■ EXERCISE DIRECTIONS: The word "this" may appear in some lines of the data; copy every such line.

■ AVAILABLE RECORDS:

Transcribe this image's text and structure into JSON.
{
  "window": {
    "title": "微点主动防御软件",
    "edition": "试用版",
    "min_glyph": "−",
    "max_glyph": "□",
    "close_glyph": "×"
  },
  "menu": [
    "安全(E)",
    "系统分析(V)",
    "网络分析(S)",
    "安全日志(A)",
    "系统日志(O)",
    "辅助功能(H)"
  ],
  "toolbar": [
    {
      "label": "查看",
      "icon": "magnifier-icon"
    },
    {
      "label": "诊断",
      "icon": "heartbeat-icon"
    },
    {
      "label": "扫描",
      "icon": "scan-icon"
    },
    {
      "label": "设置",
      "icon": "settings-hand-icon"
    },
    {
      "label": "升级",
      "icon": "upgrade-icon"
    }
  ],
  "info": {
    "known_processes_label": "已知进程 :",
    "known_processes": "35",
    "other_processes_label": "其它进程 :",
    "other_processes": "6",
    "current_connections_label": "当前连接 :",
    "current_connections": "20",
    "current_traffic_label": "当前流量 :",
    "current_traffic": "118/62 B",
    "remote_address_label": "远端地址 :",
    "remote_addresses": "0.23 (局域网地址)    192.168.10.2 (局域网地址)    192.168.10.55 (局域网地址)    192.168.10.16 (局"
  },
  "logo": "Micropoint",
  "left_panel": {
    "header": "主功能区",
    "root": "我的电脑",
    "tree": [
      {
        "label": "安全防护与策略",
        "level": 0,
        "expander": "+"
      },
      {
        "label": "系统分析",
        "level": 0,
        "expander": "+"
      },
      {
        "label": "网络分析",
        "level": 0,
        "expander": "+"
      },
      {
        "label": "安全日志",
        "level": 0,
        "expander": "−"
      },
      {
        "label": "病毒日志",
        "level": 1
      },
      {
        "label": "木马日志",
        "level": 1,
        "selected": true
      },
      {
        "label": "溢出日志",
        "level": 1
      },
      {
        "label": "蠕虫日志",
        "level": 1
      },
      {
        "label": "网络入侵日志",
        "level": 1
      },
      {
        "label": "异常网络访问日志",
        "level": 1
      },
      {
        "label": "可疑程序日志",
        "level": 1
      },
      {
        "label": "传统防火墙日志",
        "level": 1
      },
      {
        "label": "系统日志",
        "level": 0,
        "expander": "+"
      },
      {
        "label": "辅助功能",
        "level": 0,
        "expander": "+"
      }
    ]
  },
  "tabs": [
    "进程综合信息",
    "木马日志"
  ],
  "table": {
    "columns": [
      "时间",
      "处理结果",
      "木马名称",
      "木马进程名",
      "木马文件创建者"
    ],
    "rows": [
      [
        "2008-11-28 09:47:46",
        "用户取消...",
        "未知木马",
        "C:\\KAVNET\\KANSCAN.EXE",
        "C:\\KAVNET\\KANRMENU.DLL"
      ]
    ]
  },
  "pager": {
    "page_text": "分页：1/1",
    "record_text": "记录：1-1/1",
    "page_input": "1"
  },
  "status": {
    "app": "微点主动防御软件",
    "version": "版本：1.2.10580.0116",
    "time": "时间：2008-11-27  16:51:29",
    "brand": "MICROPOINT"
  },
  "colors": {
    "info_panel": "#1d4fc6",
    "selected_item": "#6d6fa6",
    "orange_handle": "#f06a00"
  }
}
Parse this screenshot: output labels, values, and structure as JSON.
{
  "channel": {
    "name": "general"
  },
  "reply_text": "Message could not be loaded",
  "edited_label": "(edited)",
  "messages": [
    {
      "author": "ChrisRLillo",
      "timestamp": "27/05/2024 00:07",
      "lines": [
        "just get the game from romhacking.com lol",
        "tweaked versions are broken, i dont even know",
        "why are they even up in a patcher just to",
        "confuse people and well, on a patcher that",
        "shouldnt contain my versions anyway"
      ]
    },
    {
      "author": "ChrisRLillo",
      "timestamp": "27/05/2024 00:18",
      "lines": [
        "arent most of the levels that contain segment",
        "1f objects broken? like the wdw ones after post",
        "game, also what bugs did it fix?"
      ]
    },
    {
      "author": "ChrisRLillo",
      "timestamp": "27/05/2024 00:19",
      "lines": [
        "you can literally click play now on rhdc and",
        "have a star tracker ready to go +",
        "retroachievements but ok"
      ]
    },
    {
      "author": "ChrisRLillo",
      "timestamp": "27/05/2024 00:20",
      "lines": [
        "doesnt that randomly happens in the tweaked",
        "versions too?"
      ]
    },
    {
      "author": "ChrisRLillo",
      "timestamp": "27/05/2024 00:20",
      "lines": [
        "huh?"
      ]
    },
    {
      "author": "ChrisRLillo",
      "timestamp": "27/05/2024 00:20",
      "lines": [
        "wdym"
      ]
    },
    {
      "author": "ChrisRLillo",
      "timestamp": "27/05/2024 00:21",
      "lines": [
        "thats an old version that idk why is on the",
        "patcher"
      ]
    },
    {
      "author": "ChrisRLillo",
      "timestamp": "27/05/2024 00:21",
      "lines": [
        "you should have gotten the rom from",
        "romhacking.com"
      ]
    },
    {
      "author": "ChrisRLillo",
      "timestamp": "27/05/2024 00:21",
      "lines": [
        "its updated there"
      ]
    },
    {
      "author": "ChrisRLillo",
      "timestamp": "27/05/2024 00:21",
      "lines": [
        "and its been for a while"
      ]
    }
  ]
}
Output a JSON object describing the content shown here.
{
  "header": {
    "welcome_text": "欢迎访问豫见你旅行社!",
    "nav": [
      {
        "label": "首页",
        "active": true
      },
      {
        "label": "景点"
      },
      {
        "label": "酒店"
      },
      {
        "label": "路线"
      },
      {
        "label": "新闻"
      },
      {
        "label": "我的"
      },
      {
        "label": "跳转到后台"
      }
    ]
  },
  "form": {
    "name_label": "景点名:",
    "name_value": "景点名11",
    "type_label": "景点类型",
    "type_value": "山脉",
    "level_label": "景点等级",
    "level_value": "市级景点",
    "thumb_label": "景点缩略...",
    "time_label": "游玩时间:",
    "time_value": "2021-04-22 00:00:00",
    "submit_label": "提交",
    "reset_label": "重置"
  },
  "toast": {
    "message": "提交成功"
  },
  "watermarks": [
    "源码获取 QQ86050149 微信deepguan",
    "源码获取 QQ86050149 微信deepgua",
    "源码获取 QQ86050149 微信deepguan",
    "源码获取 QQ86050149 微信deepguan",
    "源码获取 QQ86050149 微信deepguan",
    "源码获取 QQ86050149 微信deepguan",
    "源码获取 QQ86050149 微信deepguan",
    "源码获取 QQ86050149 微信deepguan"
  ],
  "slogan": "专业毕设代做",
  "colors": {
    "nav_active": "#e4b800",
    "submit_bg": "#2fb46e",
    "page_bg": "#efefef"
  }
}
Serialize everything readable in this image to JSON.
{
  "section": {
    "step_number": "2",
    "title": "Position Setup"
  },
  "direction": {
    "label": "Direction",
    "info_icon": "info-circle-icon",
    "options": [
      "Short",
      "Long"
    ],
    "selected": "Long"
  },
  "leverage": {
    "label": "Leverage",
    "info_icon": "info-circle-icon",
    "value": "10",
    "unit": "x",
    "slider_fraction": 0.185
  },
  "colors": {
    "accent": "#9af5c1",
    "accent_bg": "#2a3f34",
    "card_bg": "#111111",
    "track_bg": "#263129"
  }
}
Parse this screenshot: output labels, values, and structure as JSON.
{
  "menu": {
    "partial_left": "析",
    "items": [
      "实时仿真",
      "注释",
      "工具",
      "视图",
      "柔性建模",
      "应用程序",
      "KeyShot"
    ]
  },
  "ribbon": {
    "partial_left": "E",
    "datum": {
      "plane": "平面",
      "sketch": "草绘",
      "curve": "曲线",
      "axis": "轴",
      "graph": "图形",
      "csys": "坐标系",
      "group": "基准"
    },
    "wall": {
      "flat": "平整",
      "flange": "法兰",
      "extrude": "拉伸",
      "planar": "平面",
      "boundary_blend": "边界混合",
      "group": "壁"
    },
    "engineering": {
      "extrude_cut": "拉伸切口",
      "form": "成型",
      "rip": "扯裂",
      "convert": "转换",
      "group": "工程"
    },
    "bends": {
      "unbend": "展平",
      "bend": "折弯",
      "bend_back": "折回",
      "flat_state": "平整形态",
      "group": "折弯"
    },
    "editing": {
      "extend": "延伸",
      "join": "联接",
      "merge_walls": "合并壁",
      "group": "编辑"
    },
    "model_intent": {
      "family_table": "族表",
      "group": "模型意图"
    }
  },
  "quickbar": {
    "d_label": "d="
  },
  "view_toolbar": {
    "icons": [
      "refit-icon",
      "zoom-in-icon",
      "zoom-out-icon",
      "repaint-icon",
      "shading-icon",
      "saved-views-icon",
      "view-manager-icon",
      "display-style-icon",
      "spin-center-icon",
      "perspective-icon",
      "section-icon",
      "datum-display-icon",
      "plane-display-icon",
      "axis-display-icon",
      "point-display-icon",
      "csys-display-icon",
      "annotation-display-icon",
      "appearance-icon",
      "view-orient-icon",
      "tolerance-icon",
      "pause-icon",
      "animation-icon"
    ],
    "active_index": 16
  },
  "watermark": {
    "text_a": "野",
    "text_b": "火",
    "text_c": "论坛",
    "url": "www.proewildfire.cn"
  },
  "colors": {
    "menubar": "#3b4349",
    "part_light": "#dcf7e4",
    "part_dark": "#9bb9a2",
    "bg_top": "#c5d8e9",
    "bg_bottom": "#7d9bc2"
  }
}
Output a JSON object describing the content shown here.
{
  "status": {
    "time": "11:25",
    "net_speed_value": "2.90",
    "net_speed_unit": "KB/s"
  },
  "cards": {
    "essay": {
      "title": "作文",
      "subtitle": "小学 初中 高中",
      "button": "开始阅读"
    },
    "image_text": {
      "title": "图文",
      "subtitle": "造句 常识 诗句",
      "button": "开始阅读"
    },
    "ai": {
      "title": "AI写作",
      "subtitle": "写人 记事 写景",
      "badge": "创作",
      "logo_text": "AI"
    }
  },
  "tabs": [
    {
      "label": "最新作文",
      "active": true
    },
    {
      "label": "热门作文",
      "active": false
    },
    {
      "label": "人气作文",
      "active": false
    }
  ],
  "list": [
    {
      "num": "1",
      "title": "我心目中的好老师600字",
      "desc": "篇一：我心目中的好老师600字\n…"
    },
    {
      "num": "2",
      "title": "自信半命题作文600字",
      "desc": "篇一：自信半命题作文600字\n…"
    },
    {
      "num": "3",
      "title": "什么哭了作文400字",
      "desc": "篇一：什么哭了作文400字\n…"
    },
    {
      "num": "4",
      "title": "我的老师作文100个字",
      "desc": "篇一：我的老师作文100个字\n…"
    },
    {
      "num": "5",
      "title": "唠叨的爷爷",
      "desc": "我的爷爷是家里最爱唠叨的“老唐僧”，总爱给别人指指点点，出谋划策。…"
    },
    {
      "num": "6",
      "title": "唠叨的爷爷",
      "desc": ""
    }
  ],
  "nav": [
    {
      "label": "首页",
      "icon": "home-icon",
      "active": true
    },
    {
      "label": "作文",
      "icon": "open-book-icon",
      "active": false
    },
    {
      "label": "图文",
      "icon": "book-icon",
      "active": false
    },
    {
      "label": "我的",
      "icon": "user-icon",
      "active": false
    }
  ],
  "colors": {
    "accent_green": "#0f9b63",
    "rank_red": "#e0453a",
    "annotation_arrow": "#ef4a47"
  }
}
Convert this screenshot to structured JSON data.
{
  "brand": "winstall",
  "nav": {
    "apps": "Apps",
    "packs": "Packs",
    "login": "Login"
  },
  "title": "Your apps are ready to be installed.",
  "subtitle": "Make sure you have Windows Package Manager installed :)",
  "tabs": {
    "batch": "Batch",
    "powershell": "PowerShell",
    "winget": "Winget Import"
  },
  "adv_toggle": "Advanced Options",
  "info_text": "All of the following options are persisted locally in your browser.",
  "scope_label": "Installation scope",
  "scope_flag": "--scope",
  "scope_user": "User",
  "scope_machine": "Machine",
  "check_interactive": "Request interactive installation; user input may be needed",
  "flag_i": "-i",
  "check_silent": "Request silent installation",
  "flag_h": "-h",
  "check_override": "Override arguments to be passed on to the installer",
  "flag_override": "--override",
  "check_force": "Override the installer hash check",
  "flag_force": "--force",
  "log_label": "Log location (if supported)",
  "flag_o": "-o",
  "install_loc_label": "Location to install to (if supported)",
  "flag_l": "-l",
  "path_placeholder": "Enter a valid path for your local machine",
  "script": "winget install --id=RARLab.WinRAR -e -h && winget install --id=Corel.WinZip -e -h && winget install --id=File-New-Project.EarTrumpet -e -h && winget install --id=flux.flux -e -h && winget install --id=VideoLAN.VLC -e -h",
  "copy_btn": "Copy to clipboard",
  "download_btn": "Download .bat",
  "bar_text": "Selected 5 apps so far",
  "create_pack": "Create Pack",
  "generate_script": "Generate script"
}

■ THE COMPLETED TASK:
Transcribe this image's text and structure into JSON.
Parse this screenshot: output labels, values, and structure as JSON.
Serialize everything readable in this image to JSON.
Parse this screenshot: output labels, values, and structure as JSON.
Convert this screenshot to structured JSON data.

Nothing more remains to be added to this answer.